● **HOW TO COMPLETE THIS TASK**: Using the entries that follow, collect the lines where the word "structured" appears.

● **STUDY MATERIAL**:
■ ■ ■ ■
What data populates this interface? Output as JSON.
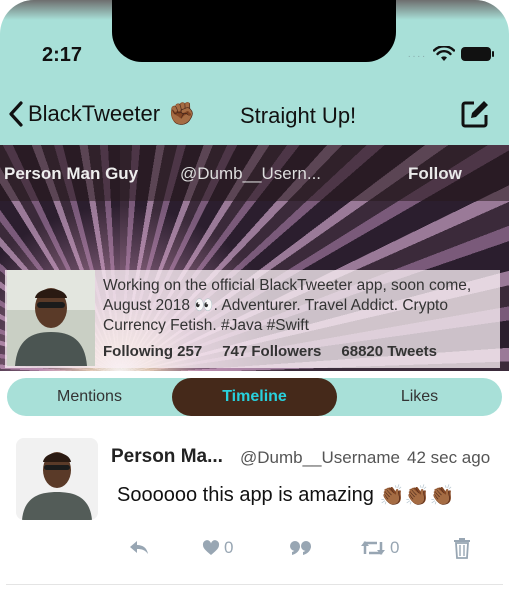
{
  "status_bar": {
    "time": "2:17",
    "signal_dots": "...."
  },
  "nav": {
    "back_label": "BlackTweeter",
    "back_emoji": "✊🏾",
    "title": "Straight Up!"
  },
  "profile": {
    "name": "Person Man Guy",
    "handle": "@Dumb__Usern...",
    "follow_label": "Follow",
    "bio": "Working on the official BlackTweeter app, soon come,  August 2018 👀. Adventurer. Travel Addict. Crypto Currency Fetish. #Java #Swift",
    "following": "Following 257",
    "followers": "747 Followers",
    "tweets": "68820 Tweets"
  },
  "tabs": [
    {
      "label": "Mentions",
      "selected": false
    },
    {
      "label": "Timeline",
      "selected": true
    },
    {
      "label": "Likes",
      "selected": false
    }
  ],
  "tweet": {
    "name": "Person Ma...",
    "handle": "@Dumb__Username",
    "time": "42 sec ago",
    "body": "Soooooo this app is amazing",
    "body_emoji": "👏🏾👏🏾👏🏾",
    "like_count": "0",
    "retweet_count": "0"
  },
  "colors": {
    "accent": "#a8e0d8",
    "selected_tab_bg": "#45291a",
    "selected_tab_text": "#28d1dd",
    "action_icon": "#98a6b3"
  },
  "icons": [
    "back-chevron-icon",
    "compose-icon",
    "wifi-icon",
    "battery-icon",
    "reply-icon",
    "heart-icon",
    "quote-icon",
    "retweet-icon",
    "trash-icon"
  ]
}
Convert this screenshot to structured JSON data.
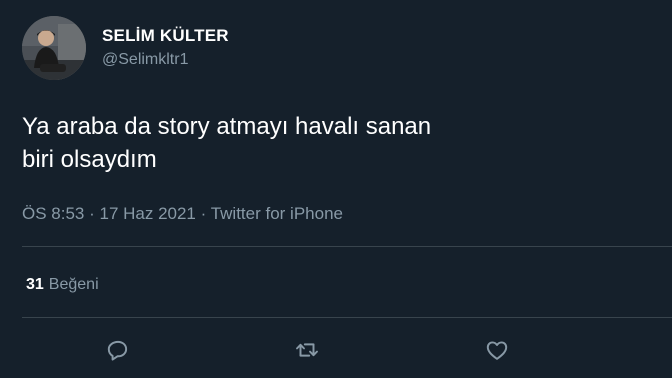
{
  "author": {
    "display_name": "SELİM KÜLTER",
    "handle": "@Selimkltr1"
  },
  "tweet": {
    "text_line1": "Ya araba da story atmayı havalı sanan",
    "text_line2": "biri olsaydım"
  },
  "meta": {
    "time": "ÖS 8:53",
    "sep1": " · ",
    "date": "17 Haz 2021",
    "sep2": " · ",
    "source": "Twitter for iPhone"
  },
  "stats": {
    "likes_count": "31",
    "likes_label": "Beğeni"
  },
  "actions": {
    "reply_icon": "reply-icon",
    "retweet_icon": "retweet-icon",
    "like_icon": "heart-icon"
  },
  "colors": {
    "background": "#15202b",
    "text_primary": "#ffffff",
    "text_secondary": "#8899a6",
    "divider": "#38444d"
  }
}
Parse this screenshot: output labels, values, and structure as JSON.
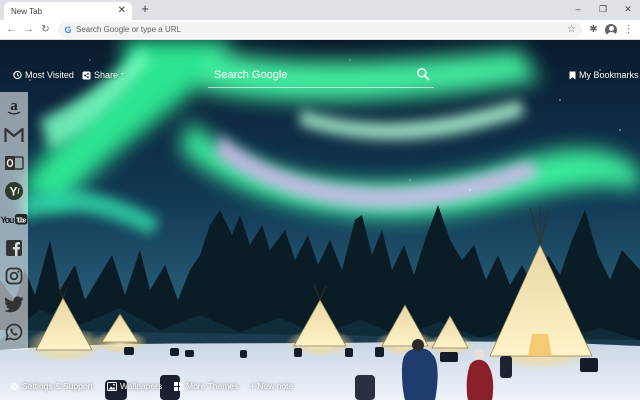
{
  "browser": {
    "tab": {
      "title": "New Tab",
      "close_icon": "close-icon"
    },
    "new_tab_glyph": "+",
    "window_controls": {
      "minimize": "–",
      "restore": "❐",
      "close": "✕"
    },
    "toolbar": {
      "back_glyph": "←",
      "forward_glyph": "→",
      "reload_glyph": "↻",
      "omnibox_placeholder": "Search Google or type a URL",
      "omnibox_icon": "G",
      "star_glyph": "☆",
      "extensions_glyph": "✱",
      "menu_glyph": "⋮"
    }
  },
  "newtab": {
    "most_visited_label": "Most Visited",
    "share_label": "Share",
    "share_superscript": "+",
    "search_placeholder": "Search Google",
    "bookmarks_label": "My Bookmarks",
    "sidebar_items": [
      {
        "icon": "amazon-icon"
      },
      {
        "icon": "gmail-icon"
      },
      {
        "icon": "outlook-icon"
      },
      {
        "icon": "yahoo-icon"
      },
      {
        "icon": "youtube-icon",
        "text": "YouTube"
      },
      {
        "icon": "facebook-icon"
      },
      {
        "icon": "instagram-icon"
      },
      {
        "icon": "twitter-icon"
      },
      {
        "icon": "whatsapp-icon"
      }
    ],
    "bottom_bar": {
      "settings_label": "Settings & Support",
      "wallpapers_label": "Wallpapers",
      "themes_label": "More Themes",
      "new_note_label": "+ New note"
    }
  },
  "colors": {
    "aurora_green": "#3cf7a0",
    "aurora_purple": "#c9a6e6",
    "sky": "#0f2a44",
    "snow": "#e6eef8",
    "tent_glow": "#f7e2a6"
  }
}
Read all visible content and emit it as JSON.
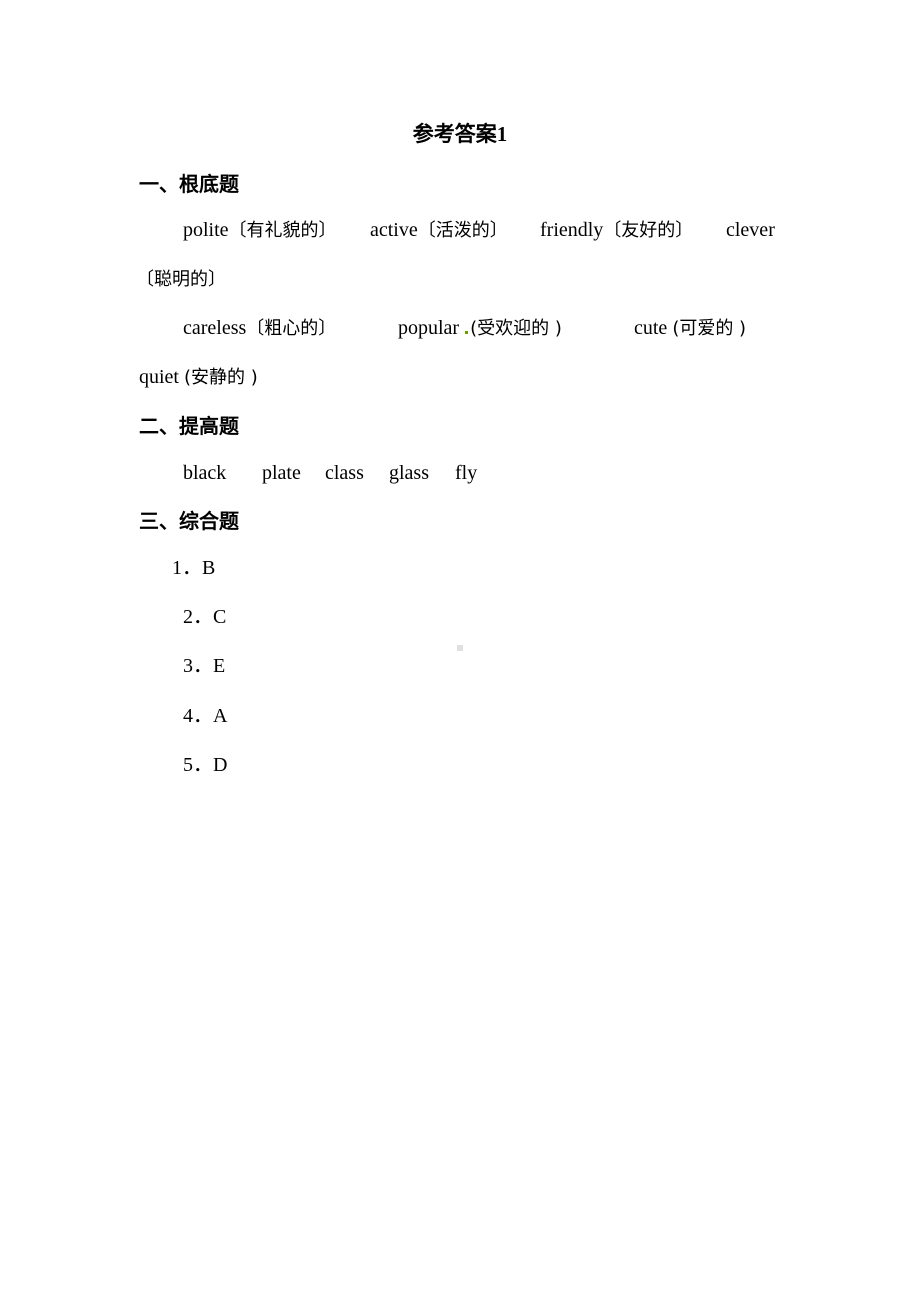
{
  "title": "参考答案1",
  "sections": [
    {
      "heading": "一、根底题",
      "lines": [
        {
          "items": [
            {
              "en": "polite",
              "cn": "〔有礼貌的〕"
            },
            {
              "en": "active",
              "cn": "〔活泼的〕"
            },
            {
              "en": "friendly",
              "cn": "〔友好的〕"
            },
            {
              "en": "clever",
              "cn": ""
            }
          ],
          "wrap": "〔聪明的〕"
        },
        {
          "items": [
            {
              "en": "careless",
              "cn": "〔粗心的〕"
            },
            {
              "en": "popular",
              "cn": "(受欢迎的 )"
            },
            {
              "en": "cute",
              "cn": "(可爱的 )"
            }
          ],
          "wrap_en": "quiet",
          "wrap_cn": "(安静的 )"
        }
      ]
    },
    {
      "heading": "二、提高题",
      "words": [
        "black",
        "plate",
        "class",
        "glass",
        "fly"
      ]
    },
    {
      "heading": "三、综合题",
      "answers": [
        {
          "num": "1．",
          "val": "B"
        },
        {
          "num": "2．",
          "val": "C"
        },
        {
          "num": "3．",
          "val": "E"
        },
        {
          "num": "4．",
          "val": "A"
        },
        {
          "num": "5．",
          "val": "D"
        }
      ]
    }
  ]
}
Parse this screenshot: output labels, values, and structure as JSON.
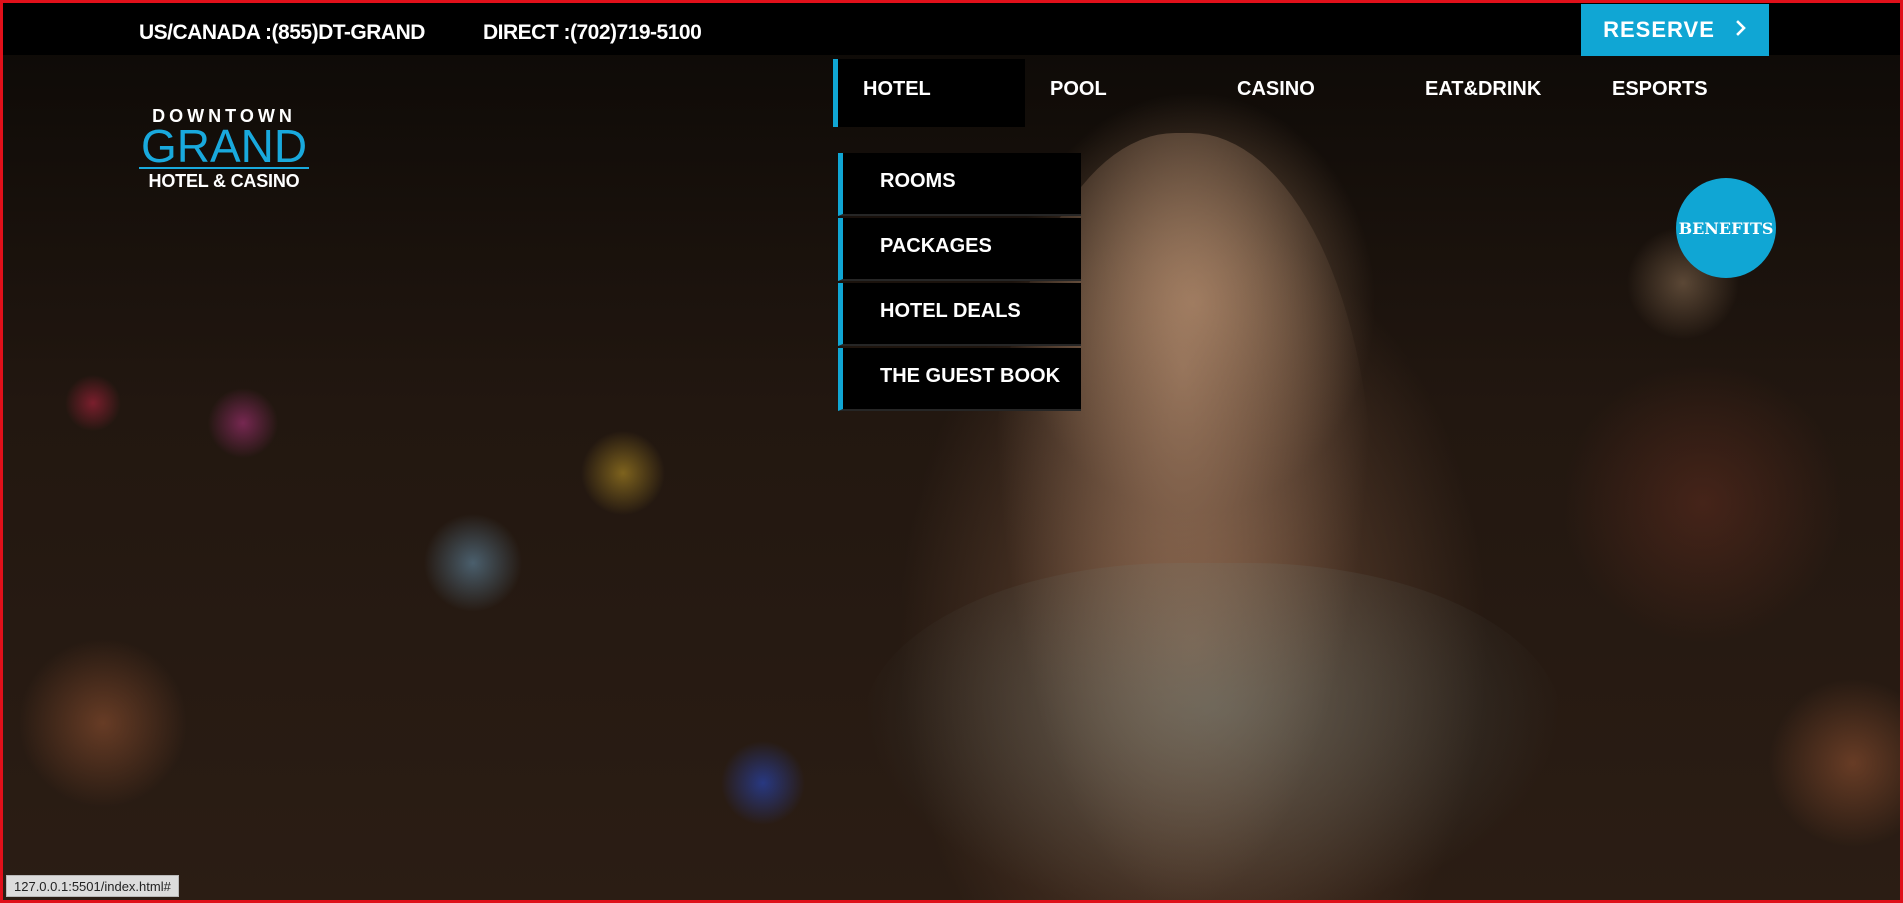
{
  "topbar": {
    "phone_us": "US/CANADA :(855)DT-GRAND",
    "phone_direct": "DIRECT :(702)719-5100",
    "reserve_label": "RESERVE",
    "reserve_icon": "chevron-right-icon"
  },
  "logo": {
    "top": "DOWNTOWN",
    "middle": "GRAND",
    "bottom": "HOTEL & CASINO"
  },
  "nav": {
    "items": [
      {
        "label": "HOTEL",
        "active": true
      },
      {
        "label": "POOL"
      },
      {
        "label": "CASINO"
      },
      {
        "label": "EAT&DRINK"
      },
      {
        "label": "ESPORTS"
      }
    ]
  },
  "dropdown": {
    "items": [
      {
        "label": "ROOMS"
      },
      {
        "label": "PACKAGES"
      },
      {
        "label": "HOTEL DEALS"
      },
      {
        "label": "THE GUEST BOOK"
      }
    ]
  },
  "benefits": {
    "label": "BENEFITS"
  },
  "status": {
    "url": "127.0.0.1:5501/index.html#"
  },
  "colors": {
    "accent": "#10a6d4",
    "topbar": "#000000",
    "frame_border": "#e0101a"
  }
}
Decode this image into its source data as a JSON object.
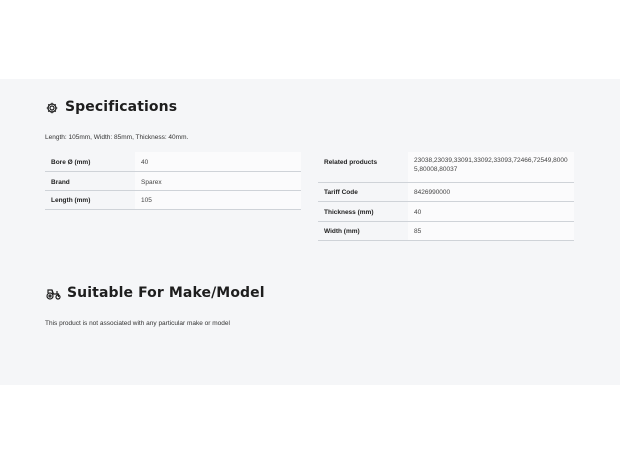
{
  "specifications": {
    "title": "Specifications",
    "icon": "gear-icon",
    "description": "Length: 105mm, Width: 85mm, Thickness: 40mm.",
    "left_table": [
      {
        "key": "Bore Ø (mm)",
        "value": "40"
      },
      {
        "key": "Brand",
        "value": "Sparex"
      },
      {
        "key": "Length (mm)",
        "value": "105"
      }
    ],
    "right_table": [
      {
        "key": "Related products",
        "value": "23038,23039,33091,33092,33093,72466,72549,80005,80008,80037"
      },
      {
        "key": "Tariff Code",
        "value": "8426990000"
      },
      {
        "key": "Thickness (mm)",
        "value": "40"
      },
      {
        "key": "Width (mm)",
        "value": "85"
      }
    ]
  },
  "suitable": {
    "title": "Suitable For Make/Model",
    "icon": "tractor-icon",
    "note": "This product is not associated with any particular make or model"
  }
}
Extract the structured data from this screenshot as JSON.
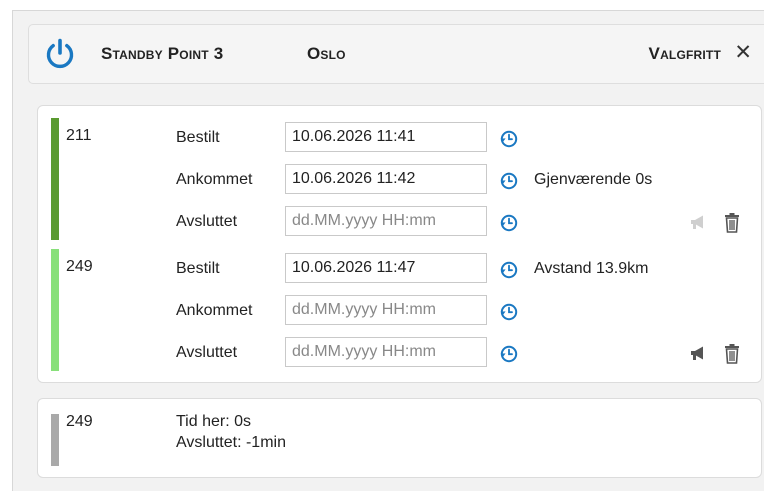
{
  "colors": {
    "accent_blue": "#1a78c2",
    "status_dark_green": "#5a9a30",
    "status_light_green": "#88e07a",
    "status_gray": "#a9a9a9"
  },
  "header": {
    "icon": "power-icon",
    "title": "Standby Point 3",
    "city": "Oslo",
    "optional_label": "Valgfritt",
    "close_icon": "close-icon",
    "close_glyph": "✕"
  },
  "vehicles": [
    {
      "id": "211",
      "status_color": "#5a9a30",
      "rows": [
        {
          "label": "Bestilt",
          "value": "10.06.2026 11:41",
          "placeholder": "dd.MM.yyyy HH:mm",
          "note": ""
        },
        {
          "label": "Ankommet",
          "value": "10.06.2026 11:42",
          "placeholder": "dd.MM.yyyy HH:mm",
          "note": "Gjenværende 0s"
        },
        {
          "label": "Avsluttet",
          "value": "",
          "placeholder": "dd.MM.yyyy HH:mm",
          "note": ""
        }
      ],
      "megaphone_state": "disabled"
    },
    {
      "id": "249",
      "status_color": "#88e07a",
      "rows": [
        {
          "label": "Bestilt",
          "value": "10.06.2026 11:47",
          "placeholder": "dd.MM.yyyy HH:mm",
          "note": "Avstand 13.9km"
        },
        {
          "label": "Ankommet",
          "value": "",
          "placeholder": "dd.MM.yyyy HH:mm",
          "note": ""
        },
        {
          "label": "Avsluttet",
          "value": "",
          "placeholder": "dd.MM.yyyy HH:mm",
          "note": ""
        }
      ],
      "megaphone_state": "enabled"
    }
  ],
  "summary": {
    "id": "249",
    "time_here": "Tid her:   0s",
    "finished": "Avsluttet: -1min"
  }
}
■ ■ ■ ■
● **EXERCISE ANSWER**:
Convert this screenshot to structured JSON data.
Extract the structured data from this screenshot as JSON.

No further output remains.